Our Spring 2017 Newsletter is all about our move to Muskegon Heights and the opening of our Family Literacy Center. Click on the link below to read all about it!
FOR IMMEDIATE RELEASE
Read Muskegon to relocate to Downtown Muskegon Heights
In partnership with the City of Muskegon Heights Downtown Development Authority, local non-profit organization Read Muskegon will open a Family Literacy Center at 26 East Broadway in the spring of 2017. The center will act as a countywide hub for literacy with a focus on providing programming for low-literacy adults and their 0-5 year-old children.
Read Muskegon will be the first organization to partner with the Downtown Development Authority to invigorate commercial corridors in Muskegon Heights. As Read Muskegon brings its programs and administrative offices to the new site, it also brings its volunteers and partners, allowing them to see firsthand the opportunities that exist in the City.
According to Melissa Moore, President of Read Muskegon, “Opening a literacy center that is accessible to many of our learners with the most critical needs has been at the core of Read Muskegon’s long-term planning.
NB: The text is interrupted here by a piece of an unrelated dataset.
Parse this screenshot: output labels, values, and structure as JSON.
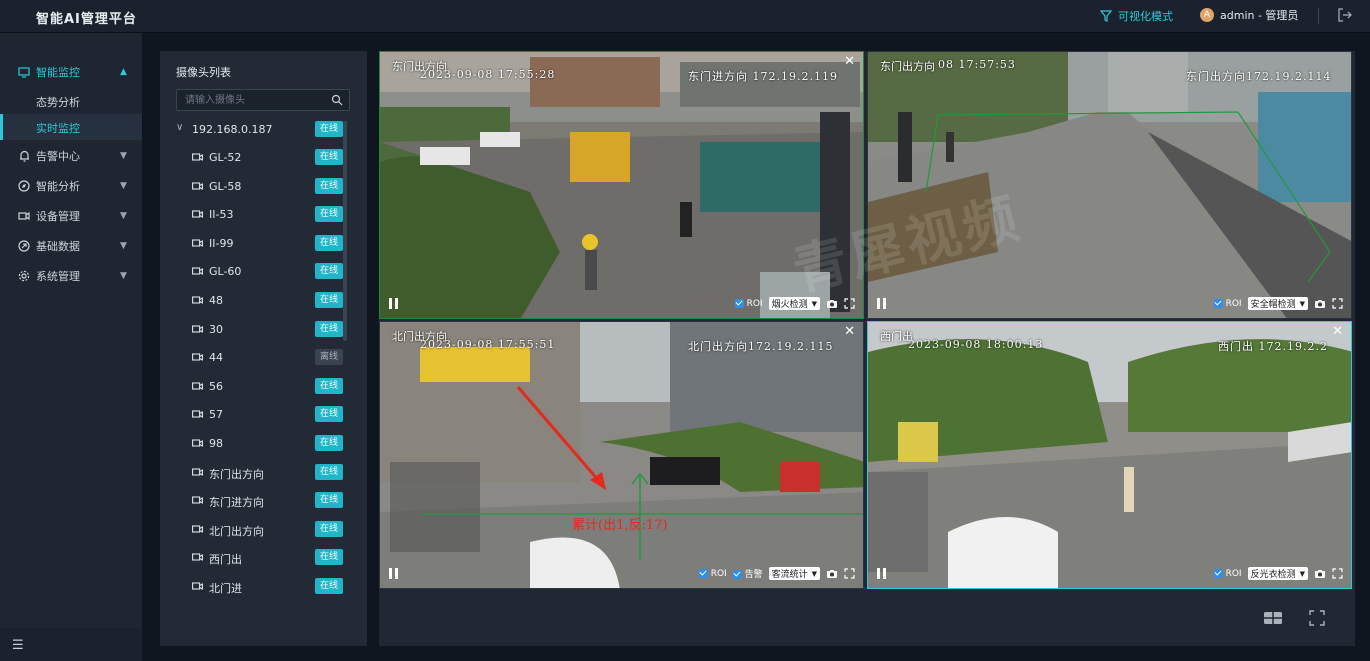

We are excited about all of the opportunities that relocating to the heart of the Muskegon Heights downtown will bring with it.”
The menu of services offered at the Literacy Center will include:
Additionally, Read Muskegon will offer community-based Family Literacy activities and book distribution at the Height’s Farmer’s Market, family movie nights, and other community events.
“The DDA Board has been extremely proactive in assisting the City with our economic development efforts, and will play a key role moving forward as we work to establish viability and diversity in our offerings downtown. We at the City of Muskegon Heights are thrilled to see Read Muskegon making an investment in our downtown, and are confident they will make a great impact in our community,” said City Manager Jake Eckholm.
One in six adults in the United States is functionally illiterate, reading at or below the 4th grade level. In Muskegon County, that translates to more than 21,000 adults. The adverse effects of illiteracy are felt in our economic, education, criminal justice, and health care systems. Read Muskegon is focused on breaking the generational cycle of illiteracy by providing customized programs that meet the unique needs of their learners.